I suspect the monarchs had been riding the wind. Yesterday a cold front swept through Middle Georgia. This leads me to believe this was the case because it is a fact that during their fall migration monarchs often catch rides on northerly winds found along the leading edges of approaching cold fronts. If these winds are blowing in the direction the butterflies want to go, the butterflies can fly long distance without having to expend a lot of stored fuel. When this occurs monarchs are often seen making their way southward for several days after the leading edge of the cold front has left your us far behind.
On the other side of the coin, if the north winds are too strong, monarchs are known to fly so high in sky it is impossible for us to see them as they wing their way over our yards.
Conversely, when the prevailing winds are blowing from the south, they tend to hang around and forage for nectar before resuming their migration. This situation often provides us with some of our best monarch watching opportunities.
It is hard to believe that the colorful insects that are often called flying flowers possess wings that are actually transparent. Let me explain.
It seems that butterfly wings are composed of a rugged material called chitin. This same substance comprises the exoskeletons of all butterflies. The thin layers of chitin found in a butterfly wing is actually transparent. The colors seen in a butterfly’s wings stem from literally thousands of loosely attached tiny scales covering each wing. Some 600 scales/sq. millimeter blanket the surfaces of the wings of some butterflies. These scales contain pigments that reflect light. The colors we see on the wings of the butterflies we spot flitting around our yards are the result of the types of scales and the amount and kinds of pigments they possess.
Butterflies constantly lose scales as they age. Consequently, some of the individuals of the same species we spot are less colorful than others.

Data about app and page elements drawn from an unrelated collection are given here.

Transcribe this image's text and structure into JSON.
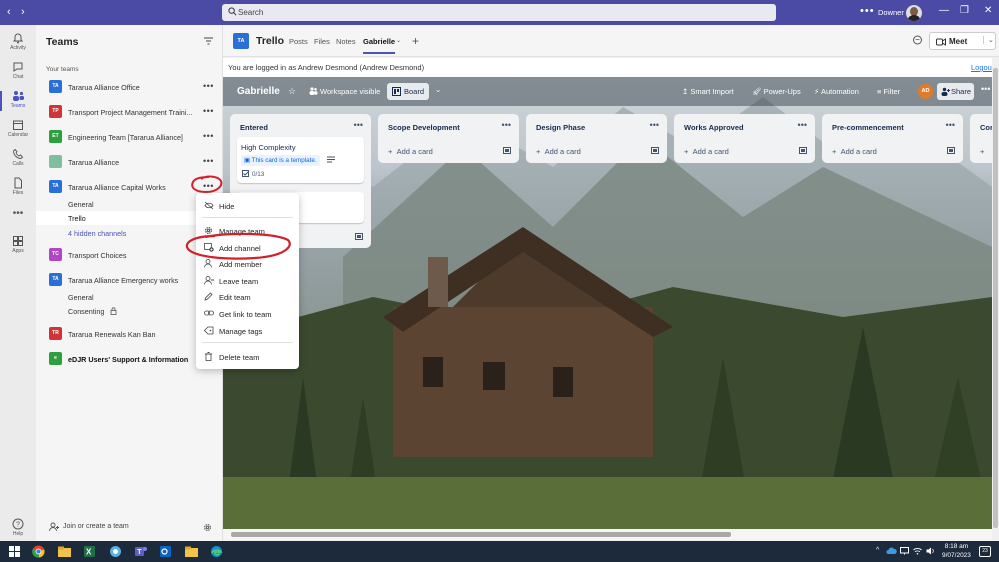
{
  "titlebar": {
    "search_placeholder": "Search",
    "user_name": "Downer",
    "more": "•••"
  },
  "rail": {
    "items": [
      {
        "label": "Activity",
        "icon": "bell-icon"
      },
      {
        "label": "Chat",
        "icon": "chat-icon"
      },
      {
        "label": "Teams",
        "icon": "teams-icon",
        "active": true
      },
      {
        "label": "Calendar",
        "icon": "calendar-icon"
      },
      {
        "label": "Calls",
        "icon": "phone-icon"
      },
      {
        "label": "Files",
        "icon": "file-icon"
      },
      {
        "label": "•••",
        "icon": "more-icon"
      },
      {
        "label": "Apps",
        "icon": "apps-icon"
      },
      {
        "label": "Help",
        "icon": "help-icon"
      }
    ]
  },
  "sidebar": {
    "title": "Teams",
    "section": "Your teams",
    "teams": [
      {
        "initials": "TA",
        "name": "Tararua Alliance Office",
        "color": "#2a6fd6"
      },
      {
        "initials": "TP",
        "name": "Transport Project Management Traini...",
        "color": "#d13438"
      },
      {
        "initials": "ET",
        "name": "Engineering Team [Tararua Alliance]",
        "color": "#2e9e3e"
      },
      {
        "initials": "",
        "name": "Tararua Alliance",
        "color": "#7fbf9f"
      },
      {
        "initials": "TA",
        "name": "Tararua Alliance Capital Works",
        "color": "#2a6fd6"
      },
      {
        "initials": "TC",
        "name": "Transport Choices",
        "color": "#b146c2"
      },
      {
        "initials": "TA",
        "name": "Tararua Alliance Emergency works",
        "color": "#2a6fd6"
      },
      {
        "initials": "TR",
        "name": "Tararua Renewals Kan Ban",
        "color": "#d13438"
      },
      {
        "initials": "e",
        "name": "eDJR Users' Support & Information",
        "color": "#2e9e3e"
      }
    ],
    "capital_works_channels": [
      "General",
      "Trello",
      "4 hidden channels"
    ],
    "emergency_channels": [
      "General",
      "Consenting"
    ],
    "footer": "Join or create a team"
  },
  "channel_header": {
    "initials": "TA",
    "name": "Trello",
    "tabs": [
      "Posts",
      "Files",
      "Notes",
      "Gabrielle"
    ],
    "meet_label": "Meet"
  },
  "login_bar": {
    "text": "You are logged in as Andrew Desmond (Andrew Desmond)",
    "logout": "Logout"
  },
  "board": {
    "name": "Gabrielle",
    "visibility": "Workspace visible",
    "view": "Board",
    "smart_import": "Smart Import",
    "power_ups": "Power-Ups",
    "automation": "Automation",
    "filter": "Filter",
    "avatar": "AD",
    "share": "Share",
    "lists": [
      {
        "name": "Entered"
      },
      {
        "name": "Scope Development",
        "add": "Add a card"
      },
      {
        "name": "Design Phase",
        "add": "Add a card"
      },
      {
        "name": "Works Approved",
        "add": "Add a card"
      },
      {
        "name": "Pre-commencement",
        "add": "Add a card"
      },
      {
        "name": "Cor"
      }
    ],
    "card": {
      "title": "High Complexity",
      "template_badge": "This card is a template.",
      "checklist": "0/13"
    }
  },
  "context_menu": {
    "items": [
      {
        "label": "Hide",
        "icon": "hide-icon"
      },
      {
        "label": "Manage team",
        "icon": "gear-icon"
      },
      {
        "label": "Add channel",
        "icon": "add-channel-icon"
      },
      {
        "label": "Add member",
        "icon": "add-member-icon"
      },
      {
        "label": "Leave team",
        "icon": "leave-icon"
      },
      {
        "label": "Edit team",
        "icon": "edit-icon"
      },
      {
        "label": "Get link to team",
        "icon": "link-icon"
      },
      {
        "label": "Manage tags",
        "icon": "tag-icon"
      },
      {
        "label": "Delete team",
        "icon": "trash-icon"
      }
    ]
  },
  "taskbar": {
    "time": "8:18 am",
    "date": "9/07/2023",
    "notifications": "23"
  }
}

When we see pale versions of species, we know these individuals are much older than those that display more iridescence and color. In some cases, butterflies lose so many scales it is difficult or even impossible to identify them.